● **SOURCE MATERIAL**
━━━━━━
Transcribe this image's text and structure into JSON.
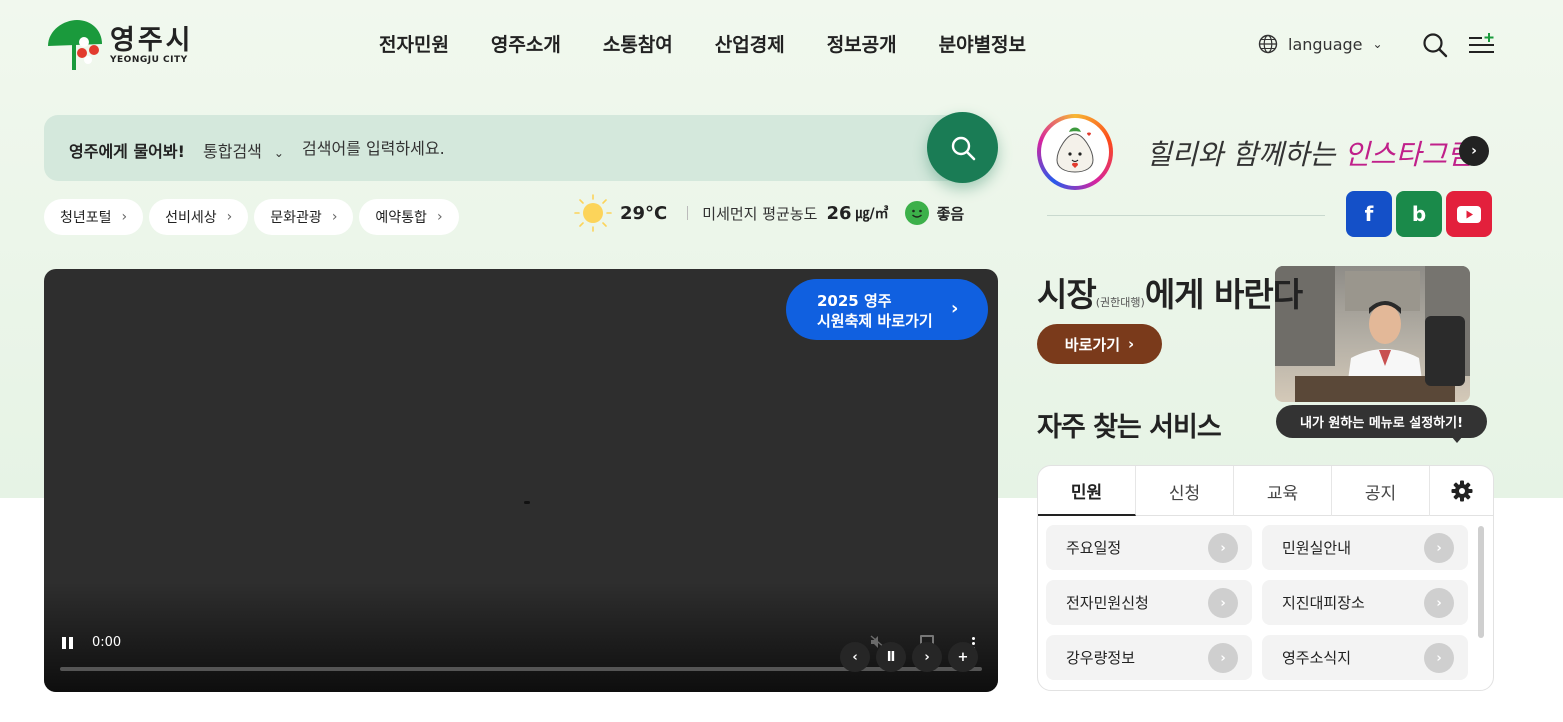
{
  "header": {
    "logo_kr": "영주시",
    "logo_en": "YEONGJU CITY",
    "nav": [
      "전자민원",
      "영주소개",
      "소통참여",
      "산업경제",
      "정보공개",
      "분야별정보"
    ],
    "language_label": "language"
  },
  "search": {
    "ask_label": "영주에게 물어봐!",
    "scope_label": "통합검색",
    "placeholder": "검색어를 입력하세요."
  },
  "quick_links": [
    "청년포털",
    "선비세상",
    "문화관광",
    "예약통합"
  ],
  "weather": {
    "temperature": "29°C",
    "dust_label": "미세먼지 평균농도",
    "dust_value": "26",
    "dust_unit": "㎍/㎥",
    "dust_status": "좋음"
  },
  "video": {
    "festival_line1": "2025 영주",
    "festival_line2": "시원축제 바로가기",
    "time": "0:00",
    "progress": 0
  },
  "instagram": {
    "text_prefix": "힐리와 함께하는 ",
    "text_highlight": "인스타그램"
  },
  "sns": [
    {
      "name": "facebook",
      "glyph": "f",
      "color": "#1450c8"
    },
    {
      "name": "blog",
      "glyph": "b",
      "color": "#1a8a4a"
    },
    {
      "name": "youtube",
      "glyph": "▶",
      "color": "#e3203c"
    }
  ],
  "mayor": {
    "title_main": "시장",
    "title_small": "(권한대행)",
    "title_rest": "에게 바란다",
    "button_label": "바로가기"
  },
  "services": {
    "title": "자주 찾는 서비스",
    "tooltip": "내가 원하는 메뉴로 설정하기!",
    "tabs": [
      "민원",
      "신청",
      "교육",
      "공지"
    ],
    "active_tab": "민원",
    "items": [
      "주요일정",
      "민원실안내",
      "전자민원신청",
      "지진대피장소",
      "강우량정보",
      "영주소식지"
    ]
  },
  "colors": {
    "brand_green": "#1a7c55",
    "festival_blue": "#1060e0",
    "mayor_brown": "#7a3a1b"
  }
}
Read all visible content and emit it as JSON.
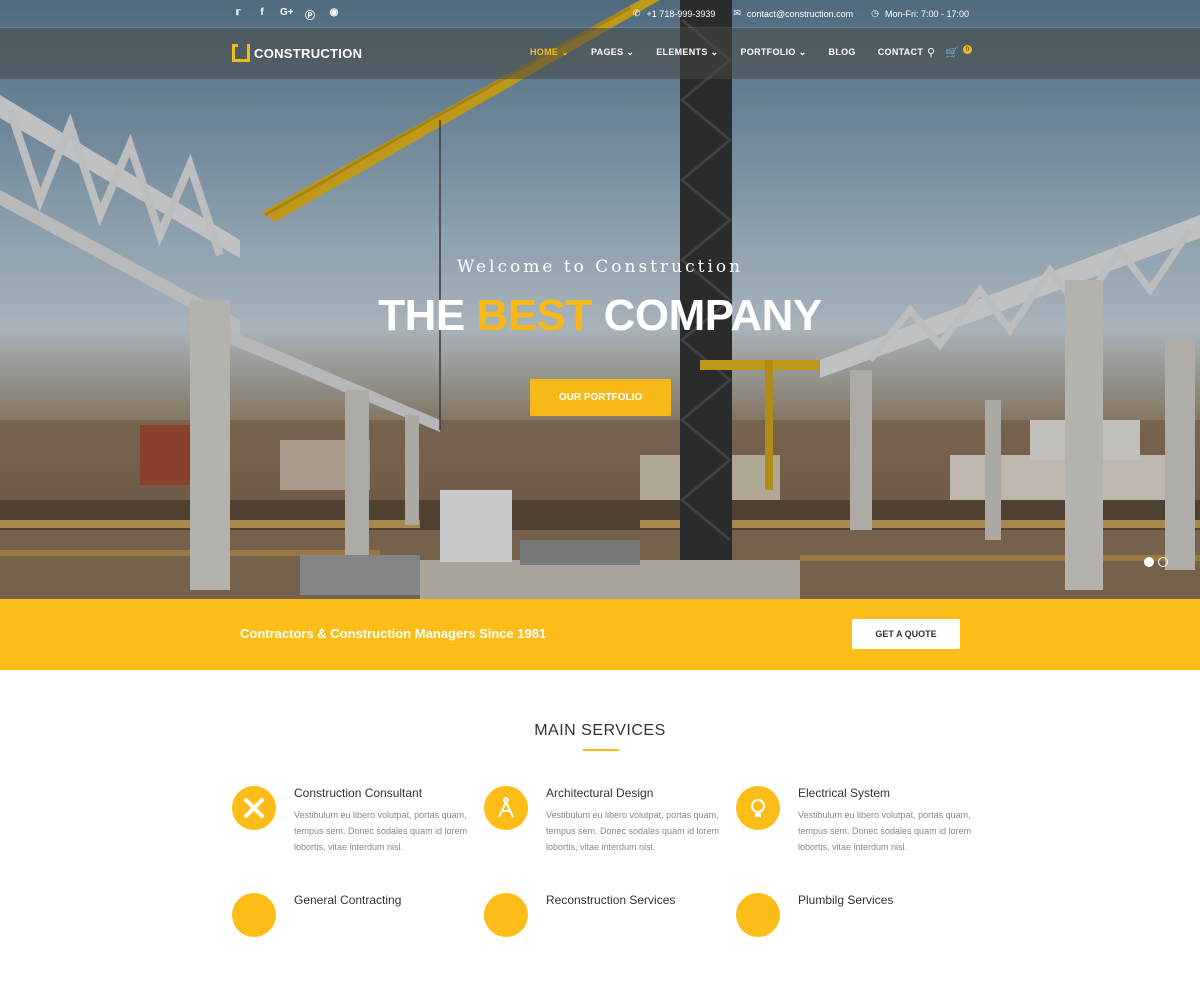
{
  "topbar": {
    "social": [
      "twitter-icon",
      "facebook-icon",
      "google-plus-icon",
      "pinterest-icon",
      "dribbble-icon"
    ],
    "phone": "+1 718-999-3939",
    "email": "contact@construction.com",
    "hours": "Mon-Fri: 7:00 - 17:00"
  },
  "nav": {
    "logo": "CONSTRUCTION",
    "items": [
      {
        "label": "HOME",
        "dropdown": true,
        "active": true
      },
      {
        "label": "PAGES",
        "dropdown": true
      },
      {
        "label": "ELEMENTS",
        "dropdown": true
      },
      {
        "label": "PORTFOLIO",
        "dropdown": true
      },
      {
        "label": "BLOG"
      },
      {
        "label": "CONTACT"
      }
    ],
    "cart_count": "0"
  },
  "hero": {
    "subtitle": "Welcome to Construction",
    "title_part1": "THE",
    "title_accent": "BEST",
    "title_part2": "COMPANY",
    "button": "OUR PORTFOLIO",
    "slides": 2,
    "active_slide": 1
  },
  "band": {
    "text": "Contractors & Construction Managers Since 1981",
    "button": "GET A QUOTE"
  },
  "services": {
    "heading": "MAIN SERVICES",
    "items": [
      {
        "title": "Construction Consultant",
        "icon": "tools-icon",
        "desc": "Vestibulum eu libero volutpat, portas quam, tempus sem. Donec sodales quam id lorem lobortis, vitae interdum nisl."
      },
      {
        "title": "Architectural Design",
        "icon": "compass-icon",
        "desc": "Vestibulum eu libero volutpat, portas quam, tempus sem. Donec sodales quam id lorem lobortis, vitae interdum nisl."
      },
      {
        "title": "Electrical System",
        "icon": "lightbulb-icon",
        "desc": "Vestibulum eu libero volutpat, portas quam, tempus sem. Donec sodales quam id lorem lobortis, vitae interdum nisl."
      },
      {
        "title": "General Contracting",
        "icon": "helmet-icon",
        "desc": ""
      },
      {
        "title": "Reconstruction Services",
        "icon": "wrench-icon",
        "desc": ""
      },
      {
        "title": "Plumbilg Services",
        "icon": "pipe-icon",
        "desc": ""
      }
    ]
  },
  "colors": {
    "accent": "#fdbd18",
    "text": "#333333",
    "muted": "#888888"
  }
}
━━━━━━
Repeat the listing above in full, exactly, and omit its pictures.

Transcribe this image's text and structure into JSON.
{
  "header": {
    "logo_kr": "영주시",
    "logo_en": "YEONGJU CITY",
    "nav": [
      "전자민원",
      "영주소개",
      "소통참여",
      "산업경제",
      "정보공개",
      "분야별정보"
    ],
    "language_label": "language"
  },
  "search": {
    "ask_label": "영주에게 물어봐!",
    "scope_label": "통합검색",
    "placeholder": "검색어를 입력하세요."
  },
  "quick_links": [
    "청년포털",
    "선비세상",
    "문화관광",
    "예약통합"
  ],
  "weather": {
    "temperature": "29°C",
    "dust_label": "미세먼지 평균농도",
    "dust_value": "26",
    "dust_unit": "㎍/㎥",
    "dust_status": "좋음"
  },
  "video": {
    "festival_line1": "2025 영주",
    "festival_line2": "시원축제 바로가기",
    "time": "0:00",
    "progress": 0
  },
  "instagram": {
    "text_prefix": "힐리와 함께하는 ",
    "text_highlight": "인스타그램"
  },
  "sns": [
    {
      "name": "facebook",
      "glyph": "f",
      "color": "#1450c8"
    },
    {
      "name": "blog",
      "glyph": "b",
      "color": "#1a8a4a"
    },
    {
      "name": "youtube",
      "glyph": "▶",
      "color": "#e3203c"
    }
  ],
  "mayor": {
    "title_main": "시장",
    "title_small": "(권한대행)",
    "title_rest": "에게 바란다",
    "button_label": "바로가기"
  },
  "services": {
    "title": "자주 찾는 서비스",
    "tooltip": "내가 원하는 메뉴로 설정하기!",
    "tabs": [
      "민원",
      "신청",
      "교육",
      "공지"
    ],
    "active_tab": "민원",
    "items": [
      "주요일정",
      "민원실안내",
      "전자민원신청",
      "지진대피장소",
      "강우량정보",
      "영주소식지"
    ]
  },
  "colors": {
    "brand_green": "#1a7c55",
    "festival_blue": "#1060e0",
    "mayor_brown": "#7a3a1b"
  }
}
Read all visible content and emit it as JSON.
{
  "topbar": {
    "social": [
      "twitter-icon",
      "facebook-icon",
      "google-plus-icon",
      "pinterest-icon",
      "dribbble-icon"
    ],
    "phone": "+1 718-999-3939",
    "email": "contact@construction.com",
    "hours": "Mon-Fri: 7:00 - 17:00"
  },
  "nav": {
    "logo": "CONSTRUCTION",
    "items": [
      {
        "label": "HOME",
        "dropdown": true,
        "active": true
      },
      {
        "label": "PAGES",
        "dropdown": true
      },
      {
        "label": "ELEMENTS",
        "dropdown": true
      },
      {
        "label": "PORTFOLIO",
        "dropdown": true
      },
      {
        "label": "BLOG"
      },
      {
        "label": "CONTACT"
      }
    ],
    "cart_count": "0"
  },
  "hero": {
    "subtitle": "Welcome to Construction",
    "title_part1": "THE",
    "title_accent": "BEST",
    "title_part2": "COMPANY",
    "button": "OUR PORTFOLIO",
    "slides": 2,
    "active_slide": 1
  },
  "band": {
    "text": "Contractors & Construction Managers Since 1981",
    "button": "GET A QUOTE"
  },
  "services": {
    "heading": "MAIN SERVICES",
    "items": [
      {
        "title": "Construction Consultant",
        "icon": "tools-icon",
        "desc": "Vestibulum eu libero volutpat, portas quam, tempus sem. Donec sodales quam id lorem lobortis, vitae interdum nisl."
      },
      {
        "title": "Architectural Design",
        "icon": "compass-icon",
        "desc": "Vestibulum eu libero volutpat, portas quam, tempus sem. Donec sodales quam id lorem lobortis, vitae interdum nisl."
      },
      {
        "title": "Electrical System",
        "icon": "lightbulb-icon",
        "desc": "Vestibulum eu libero volutpat, portas quam, tempus sem. Donec sodales quam id lorem lobortis, vitae interdum nisl."
      },
      {
        "title": "General Contracting",
        "icon": "helmet-icon",
        "desc": ""
      },
      {
        "title": "Reconstruction Services",
        "icon": "wrench-icon",
        "desc": ""
      },
      {
        "title": "Plumbilg Services",
        "icon": "pipe-icon",
        "desc": ""
      }
    ]
  },
  "colors": {
    "accent": "#fdbd18",
    "text": "#333333",
    "muted": "#888888"
  }
}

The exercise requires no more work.